What needs to be done: Take the line with "Extract the structured" as the first and the last line of the data as the end. Write out both and every line between exactly, except pictures.

(Web page and app entries)
---------------

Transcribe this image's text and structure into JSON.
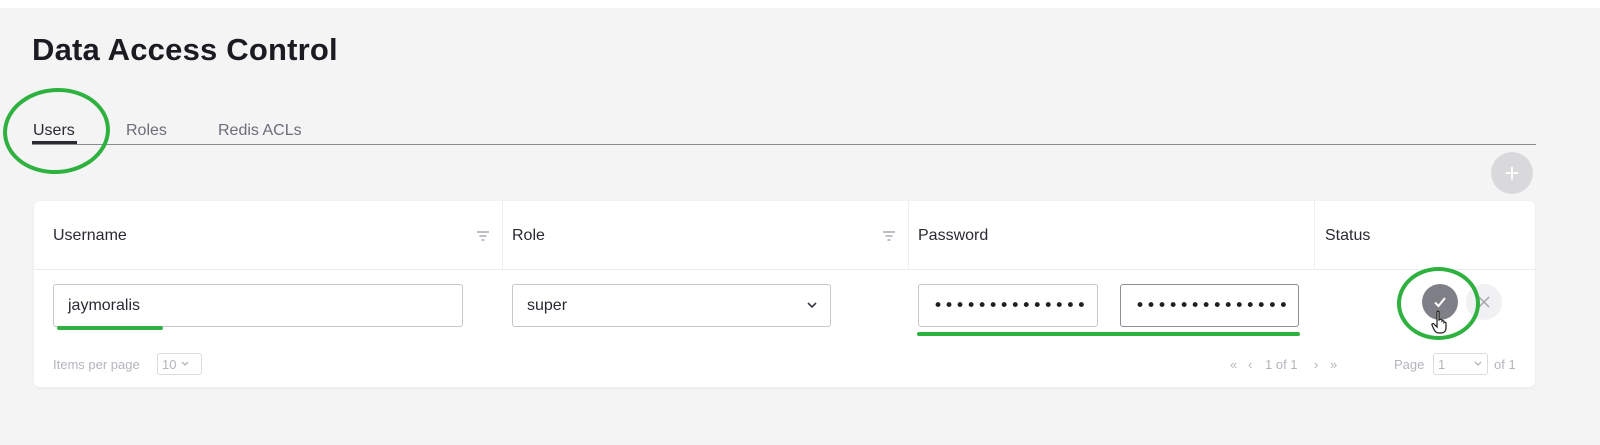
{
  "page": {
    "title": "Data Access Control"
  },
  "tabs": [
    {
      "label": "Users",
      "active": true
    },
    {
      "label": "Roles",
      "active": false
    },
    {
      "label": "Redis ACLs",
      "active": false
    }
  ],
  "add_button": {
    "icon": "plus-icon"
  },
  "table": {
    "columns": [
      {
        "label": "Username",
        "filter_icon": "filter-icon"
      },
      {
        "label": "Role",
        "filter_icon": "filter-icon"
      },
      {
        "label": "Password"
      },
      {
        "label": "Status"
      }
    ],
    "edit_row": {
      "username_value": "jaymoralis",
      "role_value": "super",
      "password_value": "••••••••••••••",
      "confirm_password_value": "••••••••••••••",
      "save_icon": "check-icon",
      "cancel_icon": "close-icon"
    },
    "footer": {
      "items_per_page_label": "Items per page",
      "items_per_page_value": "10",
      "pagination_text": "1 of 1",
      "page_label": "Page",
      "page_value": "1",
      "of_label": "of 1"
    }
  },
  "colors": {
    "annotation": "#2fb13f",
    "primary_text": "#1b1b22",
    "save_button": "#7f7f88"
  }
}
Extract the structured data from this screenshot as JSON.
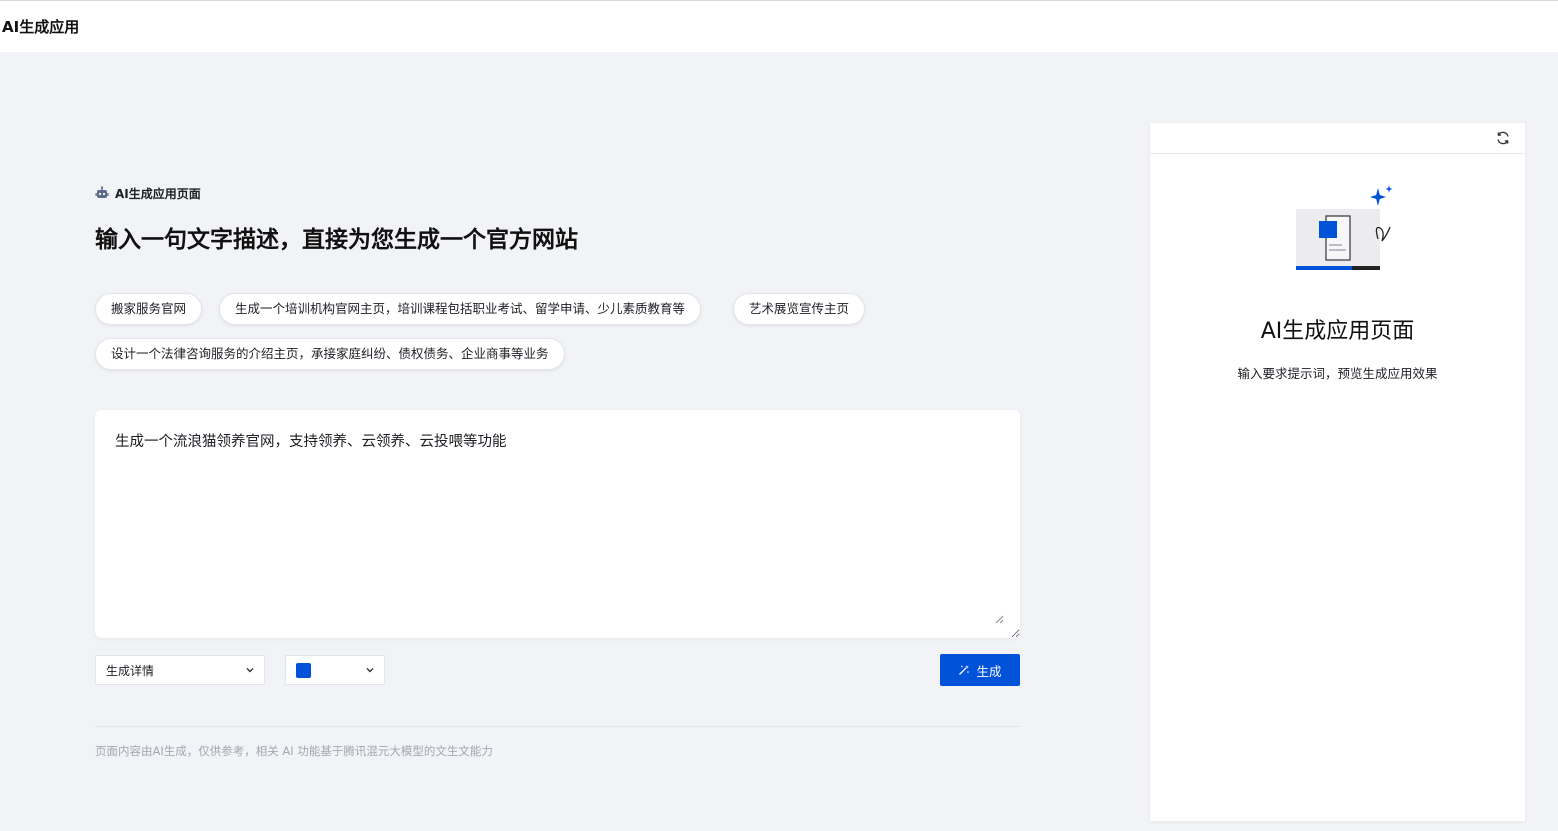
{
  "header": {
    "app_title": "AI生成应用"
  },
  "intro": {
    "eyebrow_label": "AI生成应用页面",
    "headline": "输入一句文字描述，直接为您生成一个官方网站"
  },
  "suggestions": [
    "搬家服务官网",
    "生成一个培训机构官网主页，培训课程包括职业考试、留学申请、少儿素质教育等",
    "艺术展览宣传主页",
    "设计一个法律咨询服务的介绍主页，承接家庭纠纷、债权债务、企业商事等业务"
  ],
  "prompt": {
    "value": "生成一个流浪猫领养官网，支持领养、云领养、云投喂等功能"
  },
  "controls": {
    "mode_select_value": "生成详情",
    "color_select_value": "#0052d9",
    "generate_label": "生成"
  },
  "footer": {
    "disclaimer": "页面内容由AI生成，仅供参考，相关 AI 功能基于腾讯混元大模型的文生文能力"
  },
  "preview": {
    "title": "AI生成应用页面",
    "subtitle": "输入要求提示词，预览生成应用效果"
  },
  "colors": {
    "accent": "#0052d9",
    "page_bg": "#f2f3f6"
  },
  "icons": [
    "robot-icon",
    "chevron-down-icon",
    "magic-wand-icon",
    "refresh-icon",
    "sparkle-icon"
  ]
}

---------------

Output:
Extract the structured data from this screenshot as JSON.
{
  "header": {
    "app_title": "AI生成应用"
  },
  "intro": {
    "eyebrow_label": "AI生成应用页面",
    "headline": "输入一句文字描述，直接为您生成一个官方网站"
  },
  "suggestions": [
    "搬家服务官网",
    "生成一个培训机构官网主页，培训课程包括职业考试、留学申请、少儿素质教育等",
    "艺术展览宣传主页",
    "设计一个法律咨询服务的介绍主页，承接家庭纠纷、债权债务、企业商事等业务"
  ],
  "prompt": {
    "value": "生成一个流浪猫领养官网，支持领养、云领养、云投喂等功能"
  },
  "controls": {
    "mode_select_value": "生成详情",
    "color_select_value": "#0052d9",
    "generate_label": "生成"
  },
  "footer": {
    "disclaimer": "页面内容由AI生成，仅供参考，相关 AI 功能基于腾讯混元大模型的文生文能力"
  },
  "preview": {
    "title": "AI生成应用页面",
    "subtitle": "输入要求提示词，预览生成应用效果"
  },
  "colors": {
    "accent": "#0052d9",
    "page_bg": "#f2f3f6"
  },
  "icons": [
    "robot-icon",
    "chevron-down-icon",
    "magic-wand-icon",
    "refresh-icon",
    "sparkle-icon"
  ]
}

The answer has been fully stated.